"Ok, well, the 'hot bod' is not a characteristic."


#10 Comrade Chris

Comrade Chris

    Advanced Member

  • Earth
  • PipPipPipPipPipPip
  • 1,257 posts
  • LocationProbably in the woods

Posted 02 September 2012 - 06:08 PM

The soldiers that a fighting out there won't give a monkey bollocks as to whether some document was leaked, all they care about is getting out of their shitholes of bases and arriving home to see their families. A leaked document about an air strike or two isn't going to make the blindest bit of difference to the security of an infantryman patrolling the villages of Afghanistan.


#11 Sacred_Path

Sacred_Path

    Dedicated Member

  • Members
  • PipPipPipPipPip
  • 908 posts
  • Mood::excited by tangents ô.Ô
  • LocationGermany

Posted 03 September 2012 - 05:45 PM

I seriously doubt that it doesn't get to some servicemen if their entire engagement is called into doubt. It certainly hasn't gone past the veterans of other wars when they returned home and met with a hostile public opinion. Assange has expressed the view that the pros of disclosure outweigh these drawbacks, but I personally suspect he's just a bit too megalomanical to even consider them. Unsurprisingly the charges against him by those women in Sweden fit into this picture.

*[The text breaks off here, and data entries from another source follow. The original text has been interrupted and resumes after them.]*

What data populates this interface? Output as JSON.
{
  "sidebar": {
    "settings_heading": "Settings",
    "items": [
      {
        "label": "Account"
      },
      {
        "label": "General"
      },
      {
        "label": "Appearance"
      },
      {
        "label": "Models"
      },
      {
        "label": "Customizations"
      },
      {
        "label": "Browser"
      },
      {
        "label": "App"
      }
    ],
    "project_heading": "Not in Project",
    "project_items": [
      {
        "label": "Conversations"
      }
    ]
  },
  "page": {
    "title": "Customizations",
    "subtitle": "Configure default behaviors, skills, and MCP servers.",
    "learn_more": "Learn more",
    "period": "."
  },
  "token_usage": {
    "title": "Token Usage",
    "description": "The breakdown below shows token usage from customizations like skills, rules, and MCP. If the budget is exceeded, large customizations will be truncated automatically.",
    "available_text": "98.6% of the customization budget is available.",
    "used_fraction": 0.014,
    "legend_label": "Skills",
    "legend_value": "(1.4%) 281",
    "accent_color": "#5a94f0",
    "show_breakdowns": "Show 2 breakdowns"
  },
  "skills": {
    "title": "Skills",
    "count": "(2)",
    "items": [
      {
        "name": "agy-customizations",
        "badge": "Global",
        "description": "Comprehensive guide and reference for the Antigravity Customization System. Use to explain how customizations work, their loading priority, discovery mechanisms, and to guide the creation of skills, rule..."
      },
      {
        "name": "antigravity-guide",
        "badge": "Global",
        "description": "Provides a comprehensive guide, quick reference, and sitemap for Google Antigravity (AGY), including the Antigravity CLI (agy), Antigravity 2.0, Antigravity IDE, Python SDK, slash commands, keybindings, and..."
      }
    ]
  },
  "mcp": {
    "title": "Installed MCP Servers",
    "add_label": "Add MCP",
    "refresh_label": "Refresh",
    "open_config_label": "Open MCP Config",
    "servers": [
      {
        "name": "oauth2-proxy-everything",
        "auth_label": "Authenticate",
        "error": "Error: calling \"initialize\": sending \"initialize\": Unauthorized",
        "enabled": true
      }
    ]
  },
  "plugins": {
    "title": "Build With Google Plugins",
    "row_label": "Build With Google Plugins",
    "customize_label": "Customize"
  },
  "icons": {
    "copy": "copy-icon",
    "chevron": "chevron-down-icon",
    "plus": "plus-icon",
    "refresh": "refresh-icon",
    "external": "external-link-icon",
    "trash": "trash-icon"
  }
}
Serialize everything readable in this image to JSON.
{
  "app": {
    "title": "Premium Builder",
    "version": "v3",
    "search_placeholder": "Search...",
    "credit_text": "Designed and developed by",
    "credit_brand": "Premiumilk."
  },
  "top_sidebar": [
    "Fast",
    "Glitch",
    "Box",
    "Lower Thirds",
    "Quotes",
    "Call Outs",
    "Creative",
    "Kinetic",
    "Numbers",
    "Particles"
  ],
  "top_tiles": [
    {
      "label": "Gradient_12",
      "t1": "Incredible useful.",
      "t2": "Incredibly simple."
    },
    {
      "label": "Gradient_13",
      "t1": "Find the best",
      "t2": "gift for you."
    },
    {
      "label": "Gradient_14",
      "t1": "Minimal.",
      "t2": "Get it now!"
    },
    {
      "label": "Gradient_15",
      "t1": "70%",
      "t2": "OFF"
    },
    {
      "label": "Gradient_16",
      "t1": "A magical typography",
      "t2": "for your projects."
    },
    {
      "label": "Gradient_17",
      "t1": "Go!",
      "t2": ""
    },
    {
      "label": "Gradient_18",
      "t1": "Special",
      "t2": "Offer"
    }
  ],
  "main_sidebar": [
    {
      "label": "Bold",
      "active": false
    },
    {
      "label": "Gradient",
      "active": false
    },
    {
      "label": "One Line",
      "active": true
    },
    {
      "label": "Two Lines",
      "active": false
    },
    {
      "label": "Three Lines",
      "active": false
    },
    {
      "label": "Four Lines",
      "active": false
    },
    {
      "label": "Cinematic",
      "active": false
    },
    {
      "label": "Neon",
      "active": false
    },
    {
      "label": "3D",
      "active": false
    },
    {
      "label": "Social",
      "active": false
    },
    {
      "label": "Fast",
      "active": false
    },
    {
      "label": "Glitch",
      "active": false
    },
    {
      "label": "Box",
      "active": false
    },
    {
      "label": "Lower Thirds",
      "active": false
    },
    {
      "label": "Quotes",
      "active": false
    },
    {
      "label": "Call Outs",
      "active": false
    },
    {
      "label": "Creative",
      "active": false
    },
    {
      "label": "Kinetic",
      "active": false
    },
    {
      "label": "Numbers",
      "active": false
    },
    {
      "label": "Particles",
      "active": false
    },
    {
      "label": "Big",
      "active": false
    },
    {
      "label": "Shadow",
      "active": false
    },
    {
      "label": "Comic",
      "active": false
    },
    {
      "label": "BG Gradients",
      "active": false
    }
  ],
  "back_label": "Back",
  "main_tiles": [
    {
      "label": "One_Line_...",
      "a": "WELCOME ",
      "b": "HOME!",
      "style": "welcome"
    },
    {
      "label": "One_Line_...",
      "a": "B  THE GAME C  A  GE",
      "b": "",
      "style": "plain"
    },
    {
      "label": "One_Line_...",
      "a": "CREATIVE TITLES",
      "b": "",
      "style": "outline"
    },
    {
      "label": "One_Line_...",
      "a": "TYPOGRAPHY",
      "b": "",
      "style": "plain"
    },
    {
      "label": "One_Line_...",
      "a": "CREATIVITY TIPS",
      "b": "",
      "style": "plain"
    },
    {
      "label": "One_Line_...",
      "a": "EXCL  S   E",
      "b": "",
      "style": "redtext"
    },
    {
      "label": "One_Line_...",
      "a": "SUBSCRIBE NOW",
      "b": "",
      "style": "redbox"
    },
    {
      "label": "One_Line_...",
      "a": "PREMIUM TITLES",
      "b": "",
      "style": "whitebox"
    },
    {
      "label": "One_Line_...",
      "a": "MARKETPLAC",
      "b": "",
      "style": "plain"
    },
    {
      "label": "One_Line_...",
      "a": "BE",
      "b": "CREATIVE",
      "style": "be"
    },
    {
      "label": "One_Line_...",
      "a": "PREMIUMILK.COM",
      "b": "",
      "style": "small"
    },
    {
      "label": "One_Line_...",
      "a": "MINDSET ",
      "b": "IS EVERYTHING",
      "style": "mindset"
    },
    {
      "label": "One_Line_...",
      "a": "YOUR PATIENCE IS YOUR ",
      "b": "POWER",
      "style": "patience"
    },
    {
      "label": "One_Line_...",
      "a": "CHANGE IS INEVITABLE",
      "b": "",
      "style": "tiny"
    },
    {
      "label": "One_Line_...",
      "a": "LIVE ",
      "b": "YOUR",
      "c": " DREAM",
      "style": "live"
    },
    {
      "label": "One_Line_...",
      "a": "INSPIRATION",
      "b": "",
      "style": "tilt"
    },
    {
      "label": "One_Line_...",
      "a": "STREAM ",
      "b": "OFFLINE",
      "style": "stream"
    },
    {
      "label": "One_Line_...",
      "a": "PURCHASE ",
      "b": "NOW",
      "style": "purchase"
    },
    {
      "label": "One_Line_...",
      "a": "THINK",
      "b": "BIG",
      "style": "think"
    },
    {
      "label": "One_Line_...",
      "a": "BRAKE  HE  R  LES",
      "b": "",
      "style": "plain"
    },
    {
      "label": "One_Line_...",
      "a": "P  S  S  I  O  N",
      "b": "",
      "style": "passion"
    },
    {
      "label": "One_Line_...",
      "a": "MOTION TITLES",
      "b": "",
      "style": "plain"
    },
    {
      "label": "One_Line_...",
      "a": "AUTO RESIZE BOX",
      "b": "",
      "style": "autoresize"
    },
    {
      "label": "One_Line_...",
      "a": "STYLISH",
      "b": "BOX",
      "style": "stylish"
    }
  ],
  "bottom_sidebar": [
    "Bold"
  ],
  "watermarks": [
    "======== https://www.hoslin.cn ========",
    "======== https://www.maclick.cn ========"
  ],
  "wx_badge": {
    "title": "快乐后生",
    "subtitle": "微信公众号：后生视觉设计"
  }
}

"Ok, well, the 'hot bod' is not a characteristic."





0 user(s) are reading this topic

0 members, 0 guests, 0 anonymous users